Why a spring salad? Because its light, colorful and will definitely be a hit at those spring get-togethers!
Though not technically a grain, quinoa is often made and used like grains such as rice and barley. Quinoa has the entire intact grain seed (think fiber!) and an impressive protein content. It’s versatile and gives any dish a subtle nutty flavor.
The most common types of quinoa are white, red and black. Any of these are a great choice but, like many foods with a rich color, the red and black varieties are your healthiest options. Quinoa can usually be found in the bulk food section or by the dry rice and beans.
Bragg Liquid Aminos can be found by the soy sauce in the health food section of most large grocery stores. Although you could always use soy sauce or tamari instead if that’s what you have on hand. Liquid Aminos is made from soybeans and is great to add some Asian flavor to soups, salads, veggies, potatoes, beans… the options are endless!
Save some time by making a batch of this salad and then taking it for lunch throughout the week. The flavor gets better every day!
Plant-Based Quinoa & Edamame Salad
- 1 cup quinoa, rinsed
- 1 cup frozen edamame (shelled)
- 1 cup shredded carrots
- 2 cups red cabbage, chopped
- 2 green onions, chopped
- 2 T Liquid Aminos
- 1 lemon, juiced
- 1/2 tsp ground black pepper
- 1/4 tsp red pepper flakes (optional)
- Add quinoa and 2 cups of water to a large saucepan, place over medium heat. Bring to a simmer, cover and then turn heat to low. Let cook for 20 minutes or until liquid is absorbed.
- Once quinoa is cooked, fluff with a knife and then stir in edamame, carrots, cabbage and green onion. Cover and continue to cook on low for 1 minute, just until edamame has thawed.
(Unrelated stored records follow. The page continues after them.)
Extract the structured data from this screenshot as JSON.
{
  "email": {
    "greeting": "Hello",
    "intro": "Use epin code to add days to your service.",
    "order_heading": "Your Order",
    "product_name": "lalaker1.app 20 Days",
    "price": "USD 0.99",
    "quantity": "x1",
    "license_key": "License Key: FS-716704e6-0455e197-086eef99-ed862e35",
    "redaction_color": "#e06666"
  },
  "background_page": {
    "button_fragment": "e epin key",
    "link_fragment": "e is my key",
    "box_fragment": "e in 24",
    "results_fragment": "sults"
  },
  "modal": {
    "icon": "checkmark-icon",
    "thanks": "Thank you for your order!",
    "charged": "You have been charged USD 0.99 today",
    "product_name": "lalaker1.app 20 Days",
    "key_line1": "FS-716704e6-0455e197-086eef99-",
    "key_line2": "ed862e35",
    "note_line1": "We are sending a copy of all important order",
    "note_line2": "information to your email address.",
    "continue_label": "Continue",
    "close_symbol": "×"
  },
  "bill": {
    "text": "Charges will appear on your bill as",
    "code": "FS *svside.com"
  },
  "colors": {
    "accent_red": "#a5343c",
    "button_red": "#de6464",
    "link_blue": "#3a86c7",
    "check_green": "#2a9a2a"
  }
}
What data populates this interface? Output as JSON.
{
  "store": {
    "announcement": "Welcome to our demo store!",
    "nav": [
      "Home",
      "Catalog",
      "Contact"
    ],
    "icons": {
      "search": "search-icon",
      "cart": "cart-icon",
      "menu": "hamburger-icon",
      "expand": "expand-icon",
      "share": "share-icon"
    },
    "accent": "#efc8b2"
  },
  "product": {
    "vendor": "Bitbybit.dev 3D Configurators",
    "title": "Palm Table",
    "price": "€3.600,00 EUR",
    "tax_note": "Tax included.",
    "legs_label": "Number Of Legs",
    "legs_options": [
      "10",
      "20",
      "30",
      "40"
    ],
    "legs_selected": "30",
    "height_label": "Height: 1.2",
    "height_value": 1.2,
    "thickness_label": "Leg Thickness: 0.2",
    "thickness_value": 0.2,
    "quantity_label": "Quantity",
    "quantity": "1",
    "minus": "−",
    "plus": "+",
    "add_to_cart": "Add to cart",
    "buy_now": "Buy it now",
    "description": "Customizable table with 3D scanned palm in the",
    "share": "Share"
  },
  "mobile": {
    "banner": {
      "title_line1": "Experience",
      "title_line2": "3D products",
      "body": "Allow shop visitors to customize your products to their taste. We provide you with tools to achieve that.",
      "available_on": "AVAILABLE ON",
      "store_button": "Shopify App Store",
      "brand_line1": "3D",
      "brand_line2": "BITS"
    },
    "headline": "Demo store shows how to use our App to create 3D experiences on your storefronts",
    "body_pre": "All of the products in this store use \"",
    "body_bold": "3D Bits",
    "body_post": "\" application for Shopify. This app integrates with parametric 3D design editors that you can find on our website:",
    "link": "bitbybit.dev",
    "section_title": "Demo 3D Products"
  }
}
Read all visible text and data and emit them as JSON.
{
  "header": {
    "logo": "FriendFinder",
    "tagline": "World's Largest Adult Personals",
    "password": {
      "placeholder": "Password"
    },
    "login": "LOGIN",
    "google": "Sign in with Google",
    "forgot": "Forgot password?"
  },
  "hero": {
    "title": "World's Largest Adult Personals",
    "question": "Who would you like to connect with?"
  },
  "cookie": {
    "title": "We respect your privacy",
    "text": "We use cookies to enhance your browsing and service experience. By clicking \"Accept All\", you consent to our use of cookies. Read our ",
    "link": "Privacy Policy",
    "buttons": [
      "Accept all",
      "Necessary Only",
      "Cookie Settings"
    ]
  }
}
Remove from heat.
- Mix liquid aminos, lemon juice, black pepper and red pepper in a small bowl.
- Transfer quinoa mixture into a large container with a lid, add sauce mixture and stir well.
- Refrigerate, covered, for at least 1 hour before serving. Serve cold.